Launching off to the ISM event in Amsterdam
The current pandemic could be the watershed moment that sees small business owners finally make the jump online. The impact of Covid-19 on the Singaporean economy is already looking serious, with a 2.2% year-on-year contraction in the first quarter of the year ending December 2020 alone.
The Infocomm Media Development Authority of Singapore (IMDA) has worked with the Information Technology industry to provide remote working solutions for companies. The government has offered free trial periods of between 1-6 months for these digital solutions.
Now, with the need for digitisation greater than ever on account of the pandemic, the government is stepping up its efforts. Government agencies have stepped up their outreach efforts to SMEs, publishing pieces evangelising digitisation in leading dailies. In March, the Singaporean government increased its portion of funding for digital solutions under PSG from 70% to 80% of the costs until December 31, 2020. This means the companies only have to pay 20% of the cost to procure these solutions.
The scope of the grant has also expanded, covering tools for online collaboration as well as accounting, enterprise resource planning, and HR software.
For some companies, it might still be too little too late. But others that were already in the midst of digital transformation could emerge better positioned for opportunities both during and after the pandemic.
The most popular Singapore government policy in its digital push was the Productivity and Innovation Credit Scheme (PIC). Introduced by the Inland Revenue Authority of Singapore in 2010, it allowed companies to claim 400% tax deductions or a 60% cash payout for a variety of things, ranging from procuring IT or automation equipment to training employees and acquiring and licensing intellectual property rights.
While some companies were able to improve their productivity by procuring automated machinery and equipment under the scheme, loopholes in the programme led to widespread fraud. Companies misused the scheme by marking up prices of equipment to take advantage of grants, a food and beverage company owner told us, on condition of anonymity.
In 2016, more than S$5.8 billion (US$4.1 billion) was given out in tax savings, cash payouts and bonuses to over 143,000 companies under PIC. In 2017, more than S$332 million (US$234.1 million) was recovered in taxes and penalties from non-compliant taxpayers, including fraudulent PIC claims.
The scheme was finally phased out in 2018. In its place came an initiative specifically targeting SMEs—SME Go Digital.
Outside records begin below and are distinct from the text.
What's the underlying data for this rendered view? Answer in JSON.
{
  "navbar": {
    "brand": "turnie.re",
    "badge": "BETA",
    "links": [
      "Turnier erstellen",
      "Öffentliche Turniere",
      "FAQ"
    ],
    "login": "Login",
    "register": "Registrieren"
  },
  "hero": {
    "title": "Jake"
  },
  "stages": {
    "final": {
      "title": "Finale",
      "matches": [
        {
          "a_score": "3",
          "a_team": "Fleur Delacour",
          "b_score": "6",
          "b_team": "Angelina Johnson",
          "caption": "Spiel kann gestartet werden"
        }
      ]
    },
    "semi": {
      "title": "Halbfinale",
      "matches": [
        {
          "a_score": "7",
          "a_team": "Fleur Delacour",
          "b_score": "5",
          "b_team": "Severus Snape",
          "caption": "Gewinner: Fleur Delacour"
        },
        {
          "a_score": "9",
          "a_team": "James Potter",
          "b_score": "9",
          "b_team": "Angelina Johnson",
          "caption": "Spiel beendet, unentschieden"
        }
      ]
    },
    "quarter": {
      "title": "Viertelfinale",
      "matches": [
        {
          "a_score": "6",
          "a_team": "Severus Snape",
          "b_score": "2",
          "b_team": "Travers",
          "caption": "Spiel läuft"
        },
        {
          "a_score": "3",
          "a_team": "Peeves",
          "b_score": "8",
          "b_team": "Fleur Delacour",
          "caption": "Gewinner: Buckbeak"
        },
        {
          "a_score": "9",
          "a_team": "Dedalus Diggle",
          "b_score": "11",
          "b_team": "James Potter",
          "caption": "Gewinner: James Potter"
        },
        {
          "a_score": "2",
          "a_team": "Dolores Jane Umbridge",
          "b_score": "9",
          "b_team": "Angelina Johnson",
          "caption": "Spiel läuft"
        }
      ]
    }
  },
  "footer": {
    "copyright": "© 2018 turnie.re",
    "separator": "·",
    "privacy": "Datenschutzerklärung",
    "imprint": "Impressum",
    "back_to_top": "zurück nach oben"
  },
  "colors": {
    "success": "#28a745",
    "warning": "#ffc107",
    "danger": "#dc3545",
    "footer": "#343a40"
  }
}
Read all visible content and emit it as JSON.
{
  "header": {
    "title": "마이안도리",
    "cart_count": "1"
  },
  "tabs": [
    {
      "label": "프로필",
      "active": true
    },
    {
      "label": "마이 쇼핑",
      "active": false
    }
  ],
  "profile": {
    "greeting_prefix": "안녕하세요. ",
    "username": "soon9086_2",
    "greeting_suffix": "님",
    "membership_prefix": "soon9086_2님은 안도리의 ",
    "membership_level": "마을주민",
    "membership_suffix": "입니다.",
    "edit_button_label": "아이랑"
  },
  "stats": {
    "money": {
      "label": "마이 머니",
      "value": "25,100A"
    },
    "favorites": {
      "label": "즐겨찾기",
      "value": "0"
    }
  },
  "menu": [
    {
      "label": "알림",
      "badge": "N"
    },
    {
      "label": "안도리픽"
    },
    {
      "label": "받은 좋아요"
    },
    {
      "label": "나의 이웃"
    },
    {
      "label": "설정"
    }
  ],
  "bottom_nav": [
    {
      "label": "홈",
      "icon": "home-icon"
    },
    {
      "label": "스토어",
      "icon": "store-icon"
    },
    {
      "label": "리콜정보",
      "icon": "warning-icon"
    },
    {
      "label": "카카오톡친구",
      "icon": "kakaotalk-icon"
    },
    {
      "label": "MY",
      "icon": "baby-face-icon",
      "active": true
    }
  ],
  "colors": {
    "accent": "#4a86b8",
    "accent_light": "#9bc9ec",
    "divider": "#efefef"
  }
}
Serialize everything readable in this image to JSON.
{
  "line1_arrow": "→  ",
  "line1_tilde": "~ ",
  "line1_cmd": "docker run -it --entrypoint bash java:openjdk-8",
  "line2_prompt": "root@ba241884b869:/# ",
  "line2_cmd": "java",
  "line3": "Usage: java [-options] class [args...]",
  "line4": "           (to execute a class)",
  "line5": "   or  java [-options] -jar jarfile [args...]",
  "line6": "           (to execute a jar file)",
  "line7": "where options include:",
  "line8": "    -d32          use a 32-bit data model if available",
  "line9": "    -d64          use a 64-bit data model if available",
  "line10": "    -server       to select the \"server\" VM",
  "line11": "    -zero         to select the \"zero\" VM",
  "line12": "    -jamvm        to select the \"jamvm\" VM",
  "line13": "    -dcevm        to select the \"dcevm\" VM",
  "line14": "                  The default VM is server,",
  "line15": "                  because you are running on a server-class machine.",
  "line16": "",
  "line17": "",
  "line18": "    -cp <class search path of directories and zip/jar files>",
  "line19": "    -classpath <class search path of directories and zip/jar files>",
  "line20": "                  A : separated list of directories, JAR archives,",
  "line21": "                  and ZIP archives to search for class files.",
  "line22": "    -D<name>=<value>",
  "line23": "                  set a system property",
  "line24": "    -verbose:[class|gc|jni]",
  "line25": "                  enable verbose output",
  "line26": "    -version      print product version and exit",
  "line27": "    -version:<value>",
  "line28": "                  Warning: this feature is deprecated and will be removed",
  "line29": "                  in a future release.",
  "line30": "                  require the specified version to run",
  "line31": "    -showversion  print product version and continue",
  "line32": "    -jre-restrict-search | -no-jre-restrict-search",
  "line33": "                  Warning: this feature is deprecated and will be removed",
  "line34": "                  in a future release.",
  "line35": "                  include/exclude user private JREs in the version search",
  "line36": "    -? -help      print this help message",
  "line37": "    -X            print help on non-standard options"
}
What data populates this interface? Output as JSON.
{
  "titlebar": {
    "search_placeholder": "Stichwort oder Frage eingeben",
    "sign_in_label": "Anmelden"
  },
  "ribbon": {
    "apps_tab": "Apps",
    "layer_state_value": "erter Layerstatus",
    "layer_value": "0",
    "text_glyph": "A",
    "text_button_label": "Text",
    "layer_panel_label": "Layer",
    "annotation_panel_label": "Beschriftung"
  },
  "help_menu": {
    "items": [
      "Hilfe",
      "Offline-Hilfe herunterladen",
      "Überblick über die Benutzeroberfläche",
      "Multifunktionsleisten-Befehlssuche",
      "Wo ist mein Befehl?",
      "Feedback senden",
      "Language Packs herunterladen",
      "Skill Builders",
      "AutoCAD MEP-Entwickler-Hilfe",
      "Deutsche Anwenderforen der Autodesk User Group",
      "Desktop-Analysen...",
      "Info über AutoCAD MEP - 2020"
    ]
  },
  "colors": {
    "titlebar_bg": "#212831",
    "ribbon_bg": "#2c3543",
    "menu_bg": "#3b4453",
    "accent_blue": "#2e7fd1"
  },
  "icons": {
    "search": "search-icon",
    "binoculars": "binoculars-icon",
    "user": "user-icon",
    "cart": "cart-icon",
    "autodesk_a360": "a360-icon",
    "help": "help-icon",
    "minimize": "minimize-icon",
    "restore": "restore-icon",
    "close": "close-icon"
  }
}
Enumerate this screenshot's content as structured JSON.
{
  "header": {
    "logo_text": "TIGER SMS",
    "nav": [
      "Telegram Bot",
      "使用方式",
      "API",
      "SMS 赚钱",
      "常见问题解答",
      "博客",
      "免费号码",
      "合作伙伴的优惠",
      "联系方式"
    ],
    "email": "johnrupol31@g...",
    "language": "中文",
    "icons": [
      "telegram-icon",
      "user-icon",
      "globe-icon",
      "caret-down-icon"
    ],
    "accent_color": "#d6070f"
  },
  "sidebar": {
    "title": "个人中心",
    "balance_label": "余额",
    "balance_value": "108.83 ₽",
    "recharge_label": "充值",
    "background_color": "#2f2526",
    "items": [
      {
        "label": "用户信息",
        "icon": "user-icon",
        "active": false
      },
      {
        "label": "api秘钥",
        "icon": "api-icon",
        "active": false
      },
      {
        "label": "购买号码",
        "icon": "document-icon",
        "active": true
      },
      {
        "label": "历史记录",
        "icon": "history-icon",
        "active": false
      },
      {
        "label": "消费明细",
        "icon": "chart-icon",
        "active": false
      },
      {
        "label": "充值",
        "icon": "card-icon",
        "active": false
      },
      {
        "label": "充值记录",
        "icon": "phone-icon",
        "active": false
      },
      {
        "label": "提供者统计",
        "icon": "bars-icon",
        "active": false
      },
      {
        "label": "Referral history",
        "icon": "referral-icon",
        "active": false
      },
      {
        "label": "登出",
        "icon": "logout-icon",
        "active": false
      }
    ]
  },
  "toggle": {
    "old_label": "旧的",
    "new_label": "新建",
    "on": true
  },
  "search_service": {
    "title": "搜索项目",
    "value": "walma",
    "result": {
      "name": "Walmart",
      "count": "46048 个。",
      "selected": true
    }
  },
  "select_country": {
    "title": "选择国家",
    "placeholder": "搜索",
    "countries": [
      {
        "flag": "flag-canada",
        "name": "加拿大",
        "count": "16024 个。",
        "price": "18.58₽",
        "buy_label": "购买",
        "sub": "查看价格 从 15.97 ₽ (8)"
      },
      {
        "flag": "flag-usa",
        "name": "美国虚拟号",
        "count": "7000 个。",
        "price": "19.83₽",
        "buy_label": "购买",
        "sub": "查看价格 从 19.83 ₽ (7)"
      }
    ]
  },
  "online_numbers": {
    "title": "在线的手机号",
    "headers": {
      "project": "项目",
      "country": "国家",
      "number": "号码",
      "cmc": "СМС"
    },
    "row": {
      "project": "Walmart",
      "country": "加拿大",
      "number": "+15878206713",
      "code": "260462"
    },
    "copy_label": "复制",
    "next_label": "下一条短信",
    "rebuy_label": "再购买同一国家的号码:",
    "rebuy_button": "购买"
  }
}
This sought to pre-approve solutions eligible for the Productivity Solutions Grant (PSG), which was also implemented in 2018. This sought to plug the holes in PIC, where companies were given more say in which solutions they procured.